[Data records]
##########

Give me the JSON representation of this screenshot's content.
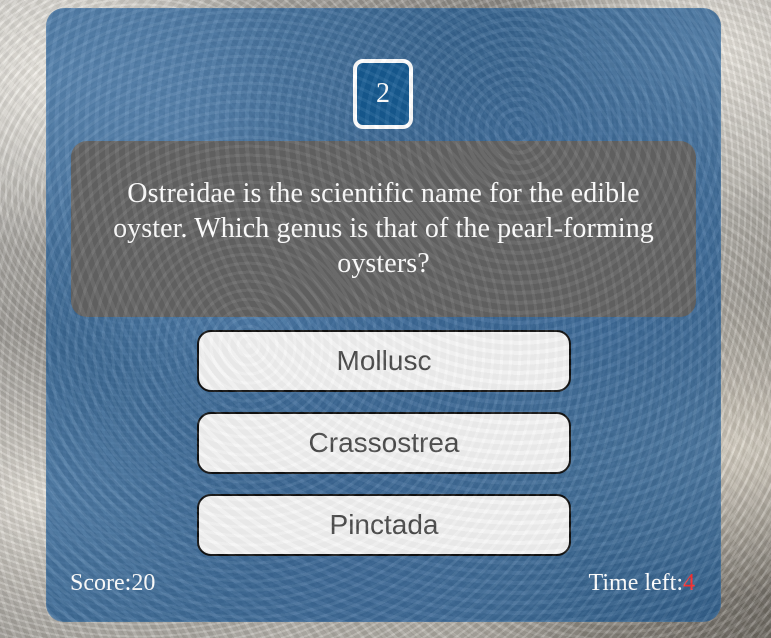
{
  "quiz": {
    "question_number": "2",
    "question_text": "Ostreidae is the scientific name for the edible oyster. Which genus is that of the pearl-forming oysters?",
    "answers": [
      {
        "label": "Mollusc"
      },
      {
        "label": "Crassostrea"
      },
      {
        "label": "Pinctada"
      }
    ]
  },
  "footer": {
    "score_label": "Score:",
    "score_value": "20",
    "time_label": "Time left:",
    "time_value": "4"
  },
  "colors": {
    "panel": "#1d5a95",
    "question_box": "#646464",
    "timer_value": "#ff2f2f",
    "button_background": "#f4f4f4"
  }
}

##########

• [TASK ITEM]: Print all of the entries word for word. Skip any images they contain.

• [WRITTEN SOLUTION]:
Give me the JSON representation of this screenshot's content.
{
  "quiz": {
    "question_number": "2",
    "question_text": "Ostreidae is the scientific name for the edible oyster. Which genus is that of the pearl-forming oysters?",
    "answers": [
      {
        "label": "Mollusc"
      },
      {
        "label": "Crassostrea"
      },
      {
        "label": "Pinctada"
      }
    ]
  },
  "footer": {
    "score_label": "Score:",
    "score_value": "20",
    "time_label": "Time left:",
    "time_value": "4"
  },
  "colors": {
    "panel": "#1d5a95",
    "question_box": "#646464",
    "timer_value": "#ff2f2f",
    "button_background": "#f4f4f4"
  }
}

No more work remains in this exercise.